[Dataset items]
__________________________________________________

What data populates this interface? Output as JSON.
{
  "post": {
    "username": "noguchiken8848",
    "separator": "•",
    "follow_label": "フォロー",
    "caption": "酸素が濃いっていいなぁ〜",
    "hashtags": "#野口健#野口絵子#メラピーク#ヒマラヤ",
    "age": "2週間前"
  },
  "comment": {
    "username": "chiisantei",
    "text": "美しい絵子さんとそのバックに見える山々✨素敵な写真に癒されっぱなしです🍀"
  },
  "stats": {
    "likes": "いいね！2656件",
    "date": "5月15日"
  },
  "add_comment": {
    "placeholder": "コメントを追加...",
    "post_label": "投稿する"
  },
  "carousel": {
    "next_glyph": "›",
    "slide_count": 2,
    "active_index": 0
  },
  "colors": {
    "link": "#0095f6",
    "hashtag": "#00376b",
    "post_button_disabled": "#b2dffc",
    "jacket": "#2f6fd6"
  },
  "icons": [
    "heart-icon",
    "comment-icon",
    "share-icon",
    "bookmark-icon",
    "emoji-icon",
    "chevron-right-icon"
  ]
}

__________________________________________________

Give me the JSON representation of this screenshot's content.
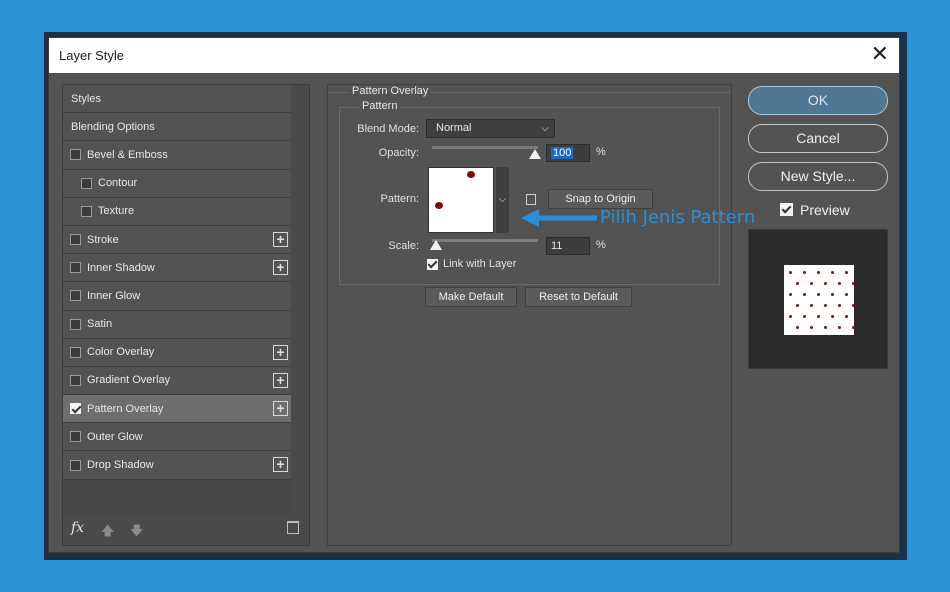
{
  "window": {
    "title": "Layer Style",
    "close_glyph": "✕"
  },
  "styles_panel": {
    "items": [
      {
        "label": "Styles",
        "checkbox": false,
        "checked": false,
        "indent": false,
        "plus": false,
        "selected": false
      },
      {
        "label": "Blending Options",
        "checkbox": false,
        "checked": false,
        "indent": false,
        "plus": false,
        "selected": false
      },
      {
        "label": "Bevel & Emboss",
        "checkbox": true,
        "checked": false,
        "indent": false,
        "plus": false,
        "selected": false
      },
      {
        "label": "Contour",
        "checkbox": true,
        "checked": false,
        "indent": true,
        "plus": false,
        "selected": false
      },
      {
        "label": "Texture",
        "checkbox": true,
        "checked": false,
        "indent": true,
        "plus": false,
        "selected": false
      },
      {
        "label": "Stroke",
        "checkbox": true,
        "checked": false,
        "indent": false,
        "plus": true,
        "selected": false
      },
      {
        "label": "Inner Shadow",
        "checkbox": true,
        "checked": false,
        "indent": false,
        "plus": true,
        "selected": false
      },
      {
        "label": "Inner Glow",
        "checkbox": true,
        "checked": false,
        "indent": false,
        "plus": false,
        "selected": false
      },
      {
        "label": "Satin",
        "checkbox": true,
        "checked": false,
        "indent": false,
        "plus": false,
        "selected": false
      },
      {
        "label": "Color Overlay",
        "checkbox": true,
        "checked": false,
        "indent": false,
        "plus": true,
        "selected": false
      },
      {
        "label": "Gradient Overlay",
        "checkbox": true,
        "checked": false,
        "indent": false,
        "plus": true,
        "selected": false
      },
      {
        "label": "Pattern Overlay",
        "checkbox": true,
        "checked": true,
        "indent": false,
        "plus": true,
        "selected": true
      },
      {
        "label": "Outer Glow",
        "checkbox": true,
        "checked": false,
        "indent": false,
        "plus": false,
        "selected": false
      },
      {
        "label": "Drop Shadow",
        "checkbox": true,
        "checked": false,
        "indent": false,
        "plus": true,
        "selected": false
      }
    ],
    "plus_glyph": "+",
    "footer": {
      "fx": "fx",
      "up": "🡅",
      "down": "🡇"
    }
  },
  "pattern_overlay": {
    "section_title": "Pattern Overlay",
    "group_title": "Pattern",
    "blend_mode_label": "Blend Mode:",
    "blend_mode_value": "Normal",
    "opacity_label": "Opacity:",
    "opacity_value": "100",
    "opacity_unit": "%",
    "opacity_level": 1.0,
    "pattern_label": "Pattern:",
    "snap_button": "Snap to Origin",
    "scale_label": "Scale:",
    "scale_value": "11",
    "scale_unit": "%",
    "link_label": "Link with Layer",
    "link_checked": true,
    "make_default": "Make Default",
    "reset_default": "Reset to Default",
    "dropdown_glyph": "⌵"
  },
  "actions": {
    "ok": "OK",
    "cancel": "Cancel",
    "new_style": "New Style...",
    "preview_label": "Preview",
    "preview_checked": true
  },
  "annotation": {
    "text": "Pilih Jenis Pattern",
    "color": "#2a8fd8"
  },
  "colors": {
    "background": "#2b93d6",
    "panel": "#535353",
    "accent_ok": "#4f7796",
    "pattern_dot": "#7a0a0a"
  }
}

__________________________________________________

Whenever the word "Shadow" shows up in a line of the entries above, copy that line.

**Response to the task**.
        "label": "Inner Shadow",
        "label": "Drop Shadow",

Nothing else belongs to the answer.